Published on 28th Jan 2021

Change regarding VAT will no longer be retrospective and will apply from a 'future' date, although uncertainty remains


HMRC's Revenue & Customs Brief (12/2020) published last September changed its position on the VAT treatment of termination payments and compensation. While the brief was not specific to real estate, it has implications for dilapidation payments and other payments made on termination of a contract (such as break fees).

When first published, HMRC suggested that the change would apply retrospectively. However, following lobbying, HMRC has confirmed that its change in position will now apply from a "future" date (which is not expected to be before a new Revenue and Customs brief and updated guidance is issued).

HMRC has also confirmed that until the updated guidance is issued, businesses can either treat payments as further consideration for the contracted supply, in line with the position in Brief 12/2020, or go back to treating them as outside the scope of VAT, if that is how they treated them before the brief was issued. At present, we are waiting for the revised guidance to be published.

The updated guidance is expected to provide some examples to illustrate the effect of the change in practice. One area still causing uncertainty is around dilapidations payments which may also now be seen as payment for a supply which follows the VAT treatment of the lease. Certainty is being sought from HMRC as to whether this would be the case even if there is no fee provided for in the lease and the dilapidations payments is paid as damages for breach of the tenant's repairing covenant. We hope that HMRC will make the position clear in the updated guidance when it is published.

Osborne Clarke comment

It is good news that HMRC is no longer seeking to apply its change in practice retrospectively and it is helpful that it has highlighted the two positions that businesses can take during this period of uncertainty.

However, it is still unclear how HMRC’s new position will apply in relation to dilapidations. Until the updated guidance is issued, it may practically be easier for both parties to agree to follow the old position, as this is more certain while also ensuring that there is sufficient contractual protection and flexibility to allow the parties to revise the VAT position if necessary once the updated guidance is published.

If you could like to speak to a member of the Tax Group on any of these issues so that we can advise further then please contact one of the team below.

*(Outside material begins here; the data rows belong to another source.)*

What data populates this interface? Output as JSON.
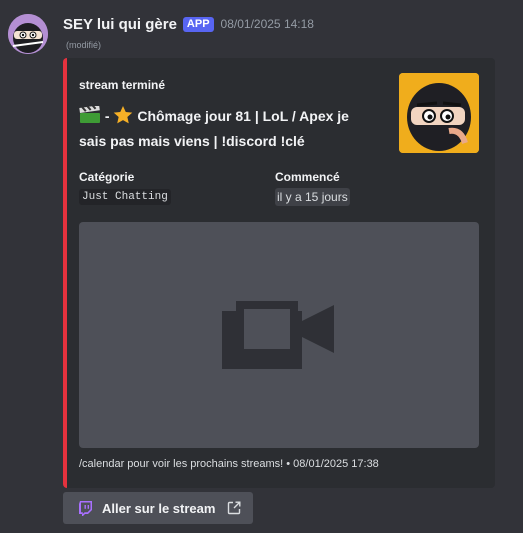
{
  "message": {
    "username": "SEY lui qui gère",
    "badge": "APP",
    "timestamp": "08/01/2025 14:18",
    "edited": "(modifié)"
  },
  "embed": {
    "accent_color": "#e5323e",
    "author": "stream terminé",
    "title_icon_1": "clapperboard-icon",
    "title_icon_2": "star-icon",
    "title_prefix": "-",
    "title_text": "Chômage jour 81 | LoL / Apex je sais pas mais viens | !discord !clé",
    "fields": [
      {
        "name": "Catégorie",
        "value": "Just Chatting"
      },
      {
        "name": "Commencé",
        "value": "il y a 15 jours"
      }
    ],
    "footer_text": "/calendar pour voir les prochains streams! • 08/01/2025 17:38"
  },
  "button": {
    "label": "Aller sur le stream",
    "icon": "twitch-icon",
    "trailing_icon": "external-link-icon"
  },
  "colors": {
    "background": "#323339",
    "embed_background": "#2b2d31",
    "badge": "#5865f2",
    "button": "#4e5058"
  }
}
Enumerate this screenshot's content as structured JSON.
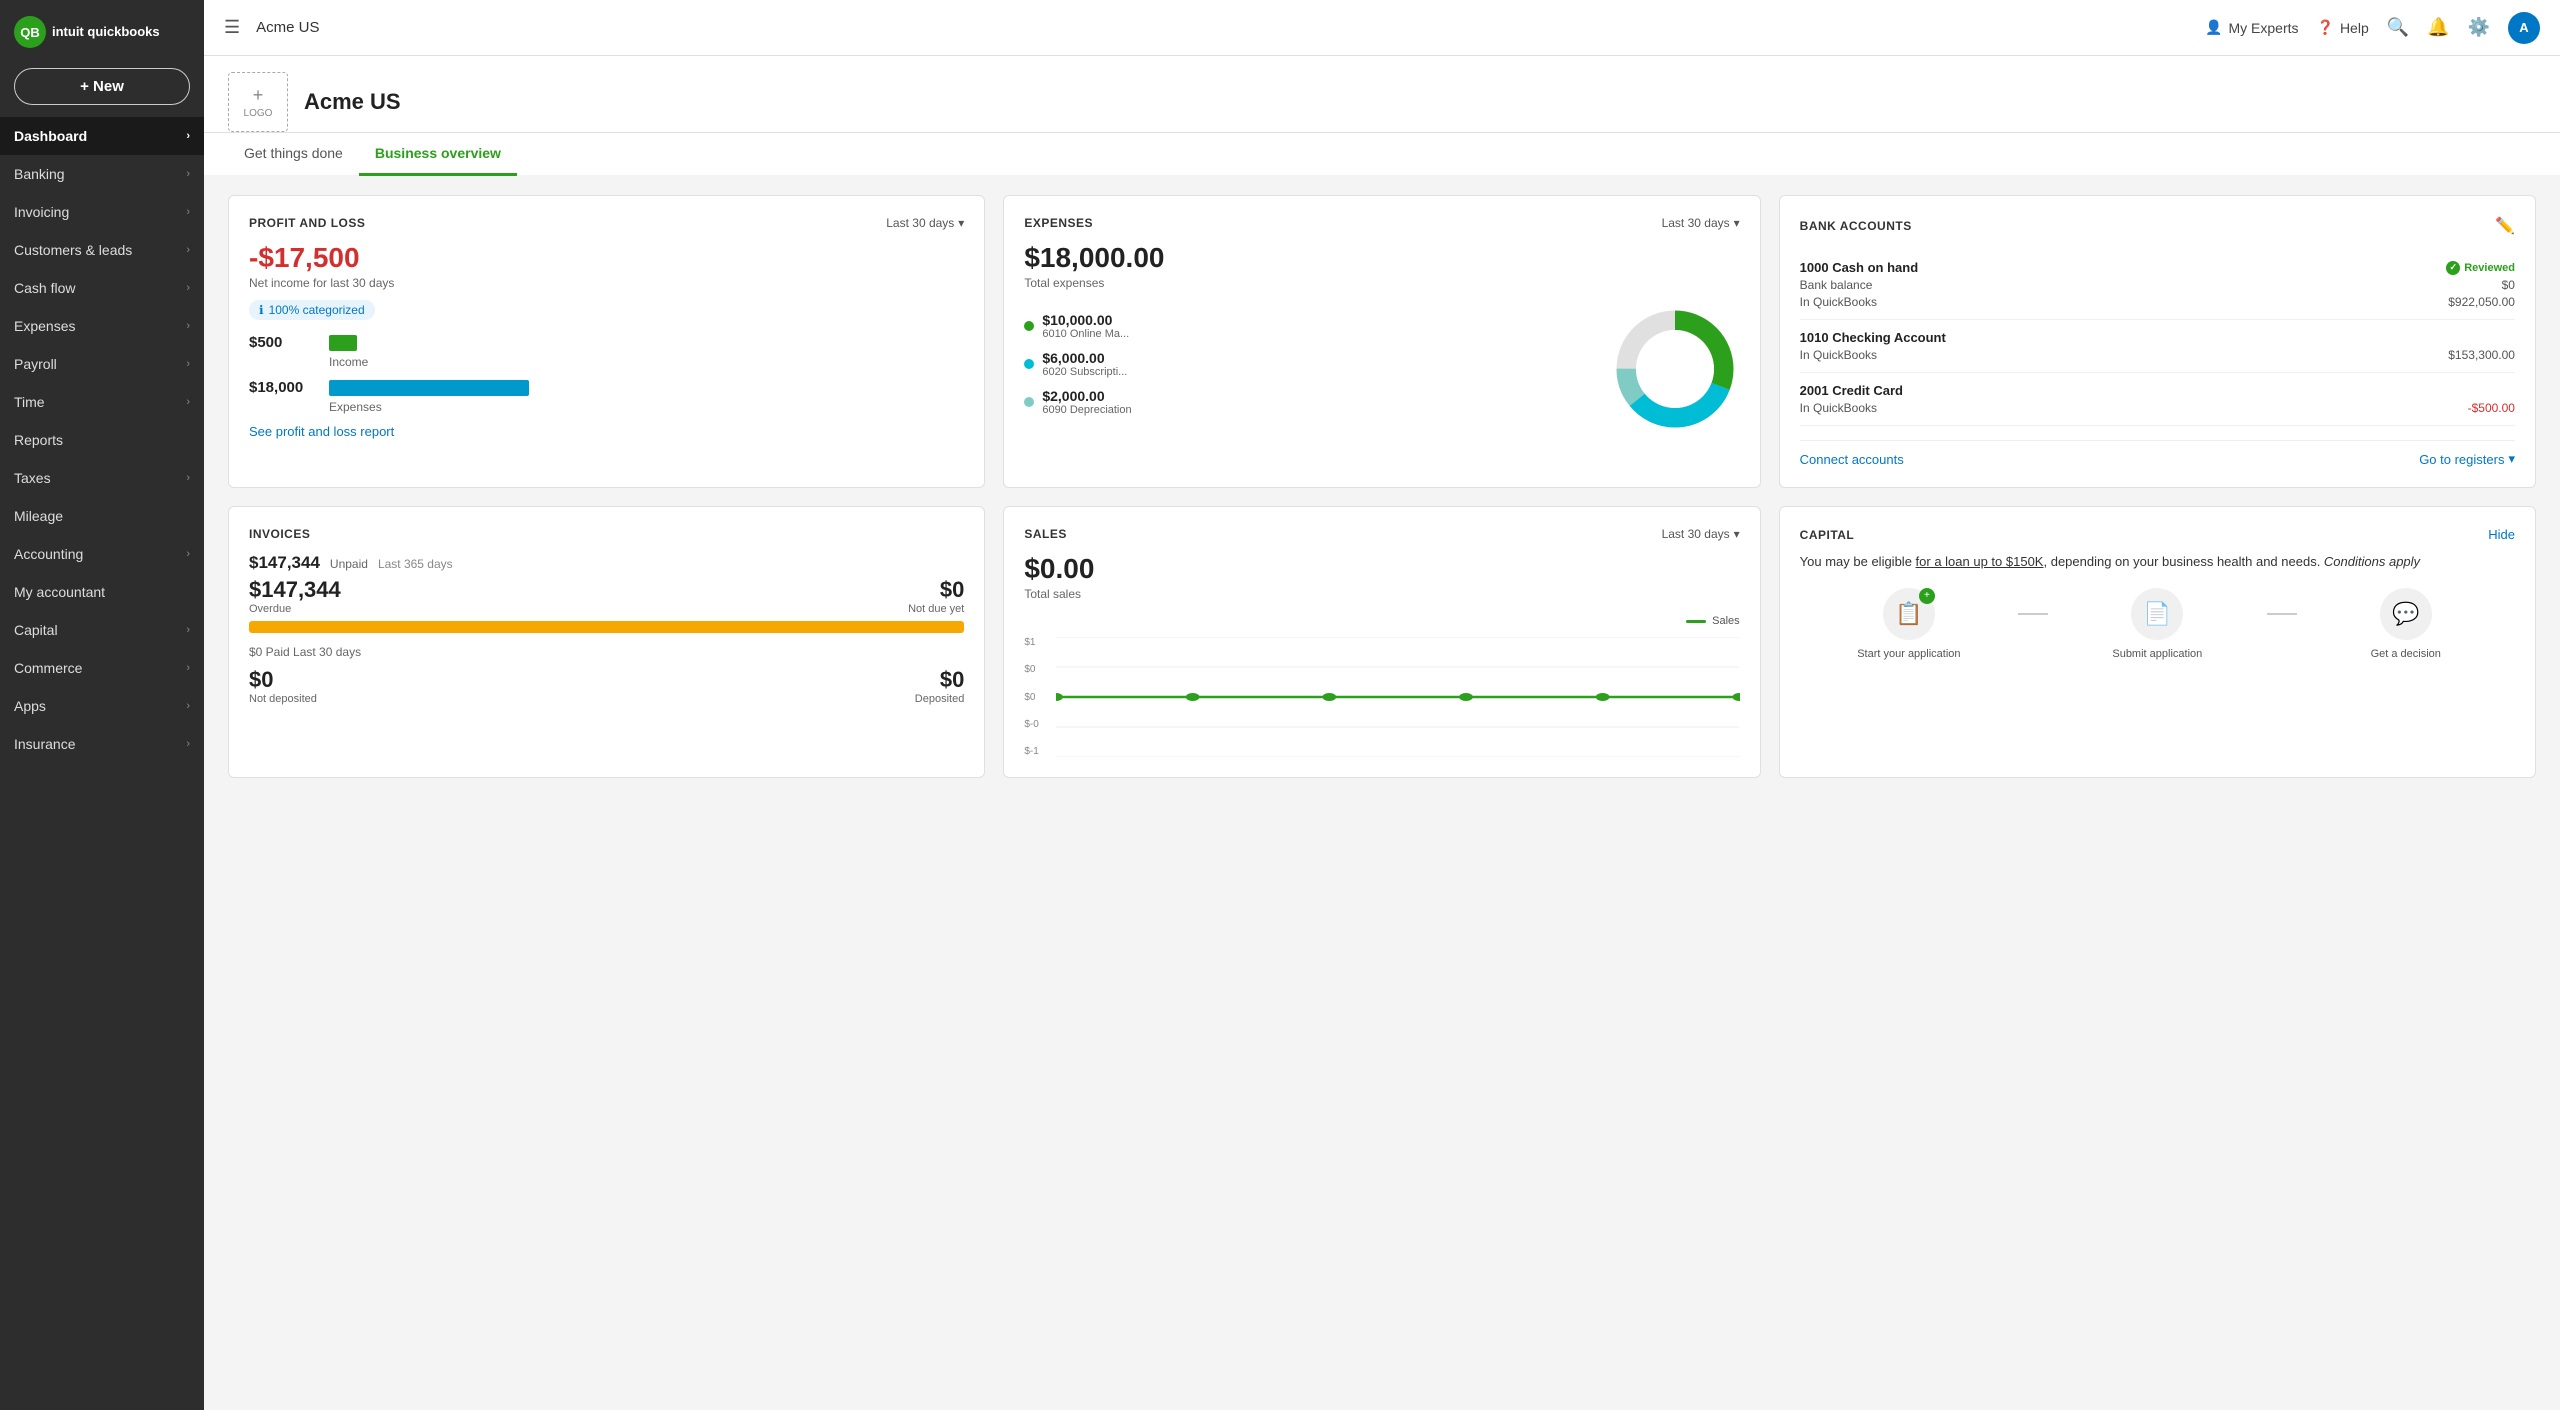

Interested in hearing more from Osborne Clarke?

* This article is current as of the date of its publication and does not necessarily reflect the present state of the law or relevant regulation.

Interested in hearing more from Osborne Clarke?

Related articles